JB: It’s everyone dropping, it’s not just me, so I mean, if you like what I’m doing, you know I’m the one that produced “Push To Start,” but I mean there’s people who worked on other stuff of mine, and I’ve worked on theirs. I mean if you like the music I’m doing, or if you the music they’re doing, you’re gonna like what we’re doing together.
AM: You’re like local, local, right? I could have sworn I had a friend that mentioned like you went to highschool with you or something at Garland.
JB: Oh yeah, I mean, it’s been a long time ago. I mean, I was local, right now I’m in San Antonio right now, and I’m hopping between Austin and Dallas every couple weeks or so. I don’t feel like I look like I’m based in San Antonio and Dallas. I don’t feel like I’m locked to one place though, so I’m still a Dallas artist, nothing changed there. I’m hopping cities working on personal stuff, work, and then music stuff, so I definitely feel like you know, I was definitely local, local in Denton for a while. Then during or right before the pandemic, I moved to like downtown, downtown Dallas. Like I lived on Main Street, like I was in downtown living the city life. That’s where I experienced the pandemic, then the summer riots, the summer protests and all the events and everything in between, so I definitely… like my worldview just completely changed living downtown because everything happened there. That was like a big inspiration for everything, so I have music from when I was inspired at that time like still yet to come out. That encapsulates that kind of feeling and stuff if that makes sense. But yeah, I am from Garland, I’ve been playing music like in Garland and downtown Garland since I was 13, so it’s been a long while. I used to play at coffee shops there, playing completely different music. It doesn’t even sound like the same, and those videos are lost on YouTube somewhere. Oh god, I hope no one ever finds them.

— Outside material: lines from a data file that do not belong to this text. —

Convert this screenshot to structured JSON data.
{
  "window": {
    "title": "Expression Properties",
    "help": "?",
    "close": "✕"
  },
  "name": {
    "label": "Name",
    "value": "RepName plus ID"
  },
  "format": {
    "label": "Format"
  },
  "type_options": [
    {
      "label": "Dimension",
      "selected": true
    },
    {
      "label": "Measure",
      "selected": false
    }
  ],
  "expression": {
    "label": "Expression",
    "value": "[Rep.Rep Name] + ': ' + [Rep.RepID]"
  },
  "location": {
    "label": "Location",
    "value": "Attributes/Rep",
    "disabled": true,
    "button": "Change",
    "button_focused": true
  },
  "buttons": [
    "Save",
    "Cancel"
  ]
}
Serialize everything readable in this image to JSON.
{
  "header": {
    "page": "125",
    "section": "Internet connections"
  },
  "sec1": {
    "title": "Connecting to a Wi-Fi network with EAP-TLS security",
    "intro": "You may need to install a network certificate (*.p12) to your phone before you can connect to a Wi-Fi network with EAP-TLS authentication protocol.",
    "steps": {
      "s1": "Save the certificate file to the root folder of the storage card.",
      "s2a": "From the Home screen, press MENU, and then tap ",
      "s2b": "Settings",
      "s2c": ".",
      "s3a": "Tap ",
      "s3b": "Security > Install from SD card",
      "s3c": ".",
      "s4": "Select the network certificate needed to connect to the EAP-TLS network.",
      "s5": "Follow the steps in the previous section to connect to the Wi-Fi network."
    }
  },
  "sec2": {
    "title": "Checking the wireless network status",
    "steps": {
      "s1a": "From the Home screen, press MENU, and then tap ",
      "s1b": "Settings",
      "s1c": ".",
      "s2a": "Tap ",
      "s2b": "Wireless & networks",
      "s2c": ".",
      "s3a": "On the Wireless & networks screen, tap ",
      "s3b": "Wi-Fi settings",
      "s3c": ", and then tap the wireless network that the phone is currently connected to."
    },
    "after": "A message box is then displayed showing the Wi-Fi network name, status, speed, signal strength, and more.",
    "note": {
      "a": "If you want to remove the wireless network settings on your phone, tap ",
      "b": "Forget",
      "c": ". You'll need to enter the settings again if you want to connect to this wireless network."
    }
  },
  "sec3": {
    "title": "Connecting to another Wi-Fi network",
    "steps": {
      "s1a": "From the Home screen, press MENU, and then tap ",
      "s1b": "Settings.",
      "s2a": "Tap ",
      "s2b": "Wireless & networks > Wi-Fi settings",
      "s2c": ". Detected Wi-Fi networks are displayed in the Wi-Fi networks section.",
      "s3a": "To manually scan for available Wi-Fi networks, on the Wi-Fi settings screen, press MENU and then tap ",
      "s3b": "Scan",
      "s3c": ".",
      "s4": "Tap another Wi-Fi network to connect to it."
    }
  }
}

AM: That’s gonna challenge someone.
JB: Yeah, but I like Garland. Like I said, I grew up there. It’s not like I don’t rep it or anything, but I’m glad I’m out. I’m hopping between cities now, so I was in Austin yesterday and now I’m San Antonio today. I like it. I like being on the road a lot, it’s nice.
AM: It’s been a great time talking with you.
JB: Yeah, of course!
AM: For our listeners, watchers, where’s the best place to contact you? I mean, not contact, but maybe contact. Like social networks…
JB: Yeah! You can stream my music at Ariel & The Culture, that’s Ariel ampersand, people don’t know what that sign is called, it’s called an ampersand. Ariel ampersand the Culture, or you can just, I feel so weird saying you can just Google my name now and it shows up. You can follow me at funnylatinx on Instagram or Twitter. I’m just back in the pool there, and people like it, so awesome! Thanks guys for listening to Radio UTD!
(This interview was transcribed by John Lawler)
Check out Ariel & The Culture’s new single Push to Start, out now on streaming services!
Watch Ariel & The Culture’s 2019 Pseudo Stereo session below!